- _EXERCISE DIRECTIONS_:
Within the records below, find each line with the word "vmdk" and copy it out.
--------------------------------------------------
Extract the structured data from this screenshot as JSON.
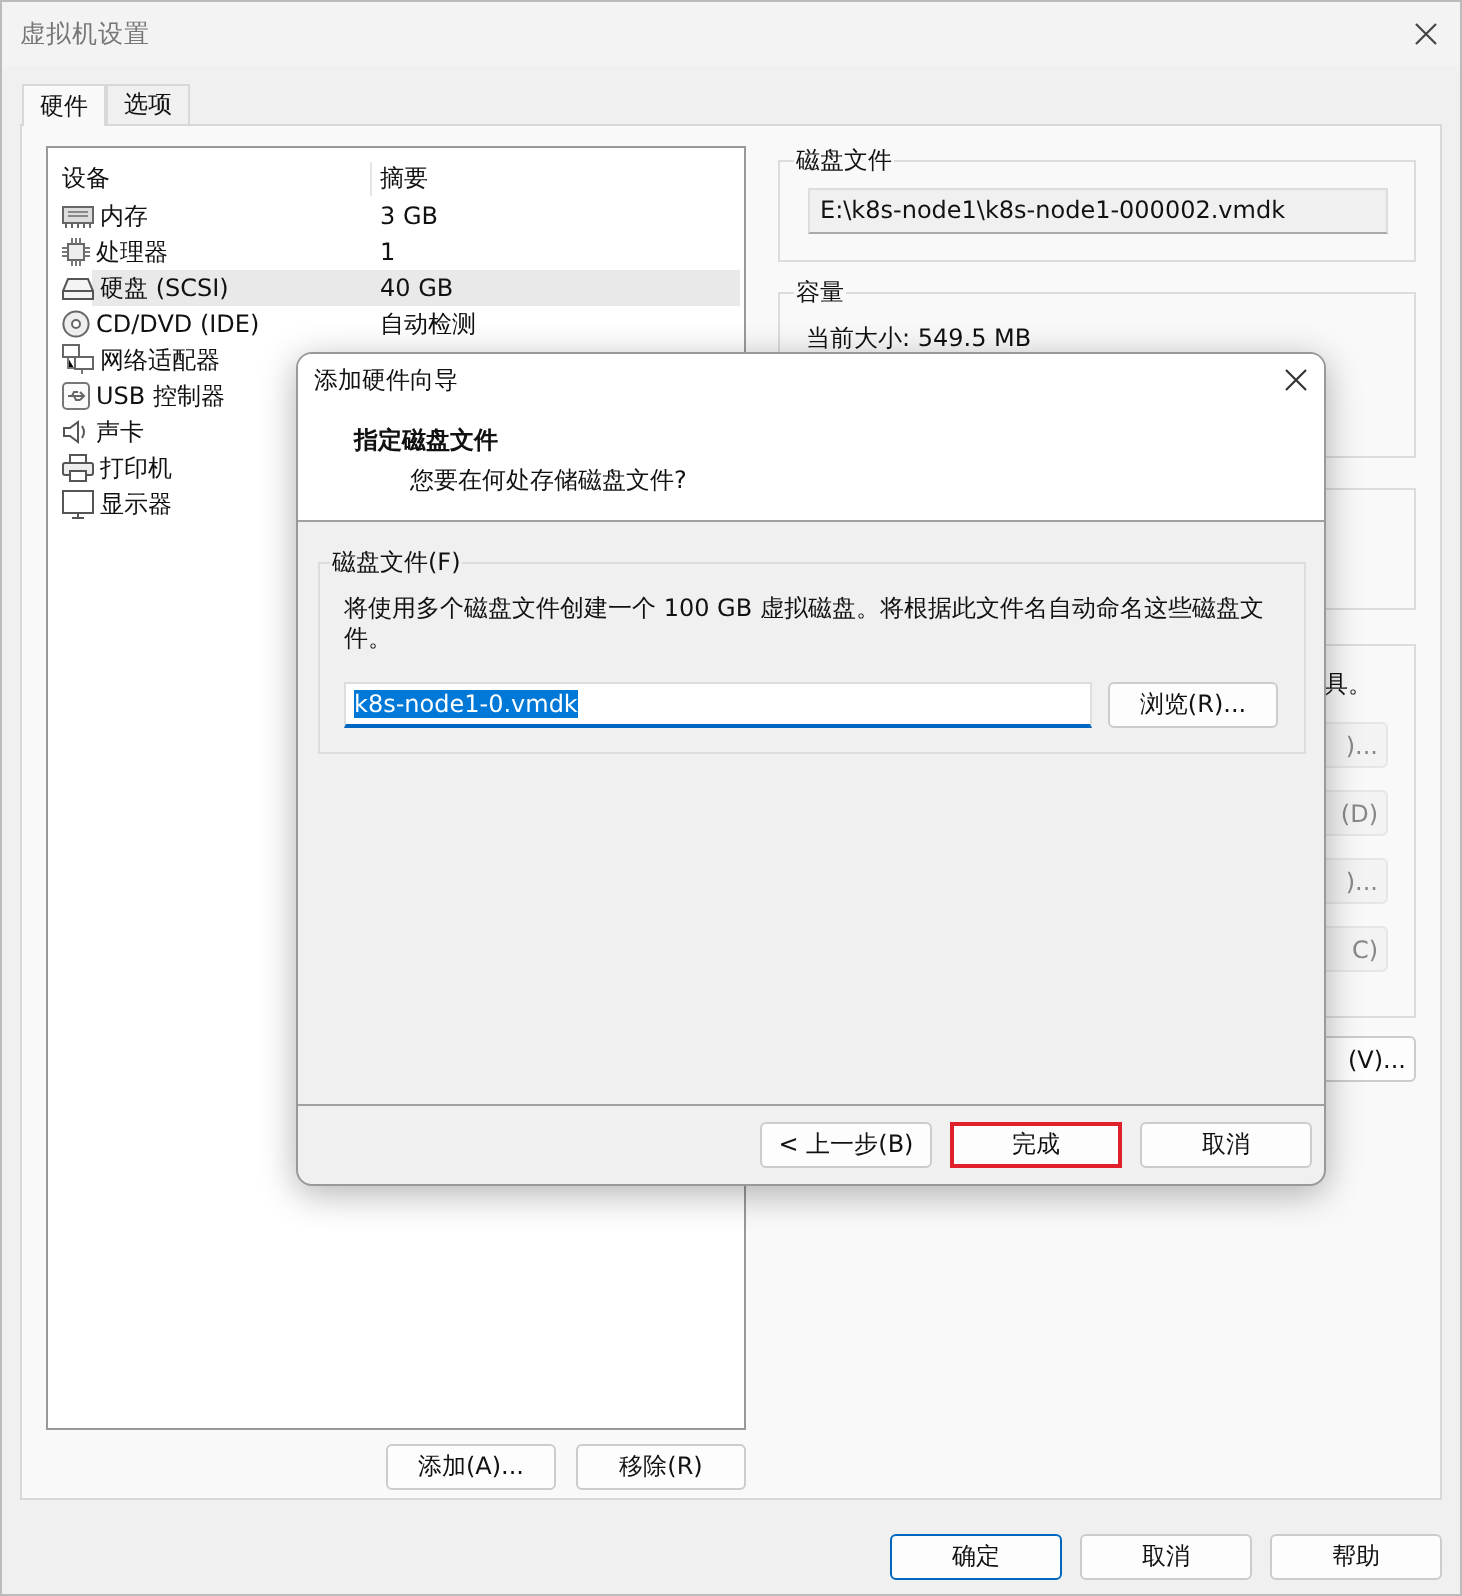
{
  "window": {
    "title": "虚拟机设置"
  },
  "tabs": [
    {
      "label": "硬件",
      "selected": true
    },
    {
      "label": "选项",
      "selected": false
    }
  ],
  "device_table": {
    "columns": [
      "设备",
      "摘要"
    ],
    "rows": [
      {
        "kind": "memory",
        "device": "内存",
        "summary": "3 GB",
        "selected": false
      },
      {
        "kind": "processor",
        "device": "处理器",
        "summary": "1",
        "selected": false
      },
      {
        "kind": "disk",
        "device": "硬盘 (SCSI)",
        "summary": "40 GB",
        "selected": true
      },
      {
        "kind": "cdrom",
        "device": "CD/DVD (IDE)",
        "summary": "自动检测",
        "selected": false
      },
      {
        "kind": "network",
        "device": "网络适配器",
        "selected": false
      },
      {
        "kind": "usb",
        "device": "USB 控制器",
        "selected": false
      },
      {
        "kind": "sound",
        "device": "声卡",
        "selected": false
      },
      {
        "kind": "printer",
        "device": "打印机",
        "selected": false
      },
      {
        "kind": "display",
        "device": "显示器",
        "selected": false
      }
    ]
  },
  "device_buttons": [
    "添加(A)...",
    "移除(R)"
  ],
  "disk_file": {
    "label": "磁盘文件",
    "value": "E:\\k8s-node1\\k8s-node1-000002.vmdk"
  },
  "capacity": {
    "label": "容量",
    "current_size": "当前大小: 549.5 MB"
  },
  "tools_group": {
    "text_fragment": "具。",
    "button_fragments": [
      ")...",
      "(D)",
      ")...",
      "C)"
    ]
  },
  "side_button_fragment": "(V)...",
  "footer_buttons": [
    {
      "label": "确定",
      "default": true
    },
    {
      "label": "取消",
      "default": false
    },
    {
      "label": "帮助",
      "default": false
    }
  ],
  "wizard": {
    "title": "添加硬件向导",
    "heading": "指定磁盘文件",
    "subheading": "您要在何处存储磁盘文件?",
    "group_label": "磁盘文件(F)",
    "description": "将使用多个磁盘文件创建一个 100 GB 虚拟磁盘。将根据此文件名自动命名这些磁盘文件。",
    "file_name": "k8s-node1-0.vmdk",
    "file_name_selected": true,
    "browse_button": "浏览(R)...",
    "buttons": [
      {
        "label": "< 上一步(B)",
        "highlighted": false
      },
      {
        "label": "完成",
        "highlighted": true
      },
      {
        "label": "取消",
        "highlighted": false
      }
    ]
  }
}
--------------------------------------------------
- _RESULT_:
    "value": "E:\\k8s-node1\\k8s-node1-000002.vmdk"
    "file_name": "k8s-node1-0.vmdk",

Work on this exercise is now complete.